Interface dataset entries:

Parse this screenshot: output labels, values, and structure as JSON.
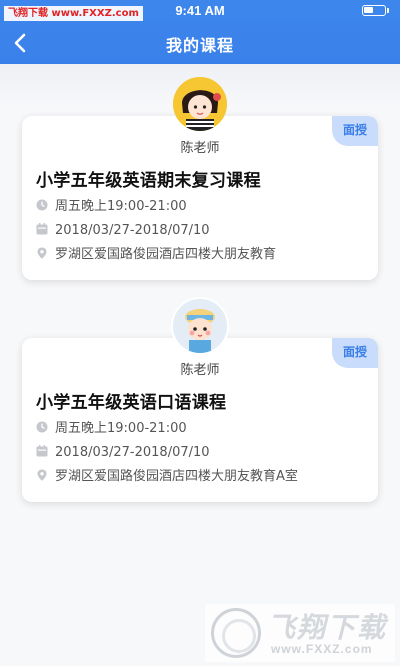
{
  "status_bar": {
    "time": "9:41 AM",
    "watermark": "飞翔下载 www.FXXZ.com"
  },
  "nav": {
    "title": "我的课程",
    "back_icon": "chevron-left-icon"
  },
  "courses": [
    {
      "teacher": "陈老师",
      "badge": "面授",
      "title": "小学五年级英语期末复习课程",
      "time": "周五晚上19:00-21:00",
      "date": "2018/03/27-2018/07/10",
      "address": "罗湖区爱国路俊园酒店四楼大朋友教育"
    },
    {
      "teacher": "陈老师",
      "badge": "面授",
      "title": "小学五年级英语口语课程",
      "time": "周五晚上19:00-21:00",
      "date": "2018/03/27-2018/07/10",
      "address": "罗湖区爱国路俊园酒店四楼大朋友教育A室"
    }
  ],
  "watermark_bottom": {
    "text": "飞翔下载",
    "url": "www.FXXZ.com"
  },
  "colors": {
    "header": "#3a80ea",
    "badge_bg": "#c9dcfb",
    "badge_text": "#3a7ee8"
  }
}
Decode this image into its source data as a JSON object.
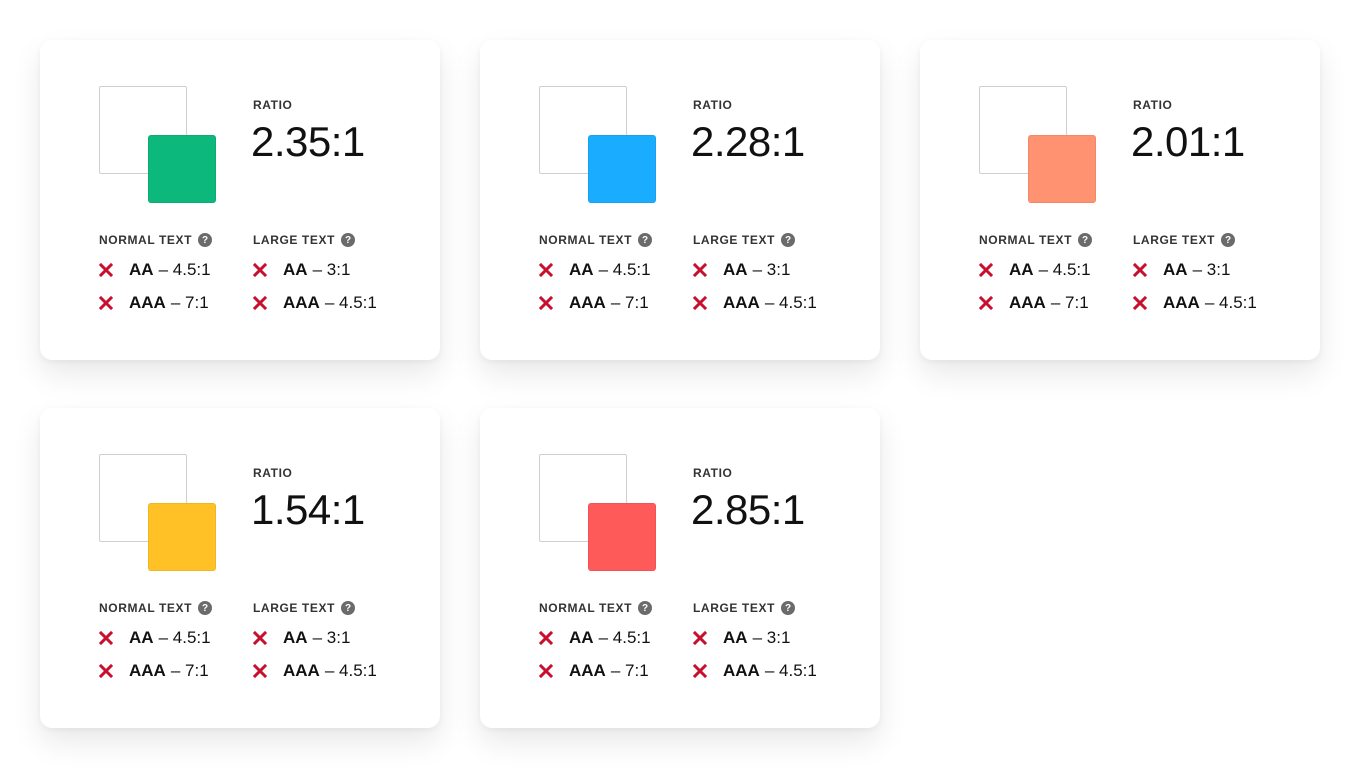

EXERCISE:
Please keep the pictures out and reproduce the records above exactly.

RESPONSE TO THIS EXERCISE:
Parse this screenshot: output labels, values, and structure as JSON.
{
  "status_bar": {
    "time": "9:41 AM",
    "watermark": "飞翔下载 www.FXXZ.com"
  },
  "nav": {
    "title": "我的课程",
    "back_icon": "chevron-left-icon"
  },
  "courses": [
    {
      "teacher": "陈老师",
      "badge": "面授",
      "title": "小学五年级英语期末复习课程",
      "time": "周五晚上19:00-21:00",
      "date": "2018/03/27-2018/07/10",
      "address": "罗湖区爱国路俊园酒店四楼大朋友教育"
    },
    {
      "teacher": "陈老师",
      "badge": "面授",
      "title": "小学五年级英语口语课程",
      "time": "周五晚上19:00-21:00",
      "date": "2018/03/27-2018/07/10",
      "address": "罗湖区爱国路俊园酒店四楼大朋友教育A室"
    }
  ],
  "watermark_bottom": {
    "text": "飞翔下载",
    "url": "www.FXXZ.com"
  },
  "colors": {
    "header": "#3a80ea",
    "badge_bg": "#c9dcfb",
    "badge_text": "#3a7ee8"
  }
}
Decode this image into its source data as a JSON object.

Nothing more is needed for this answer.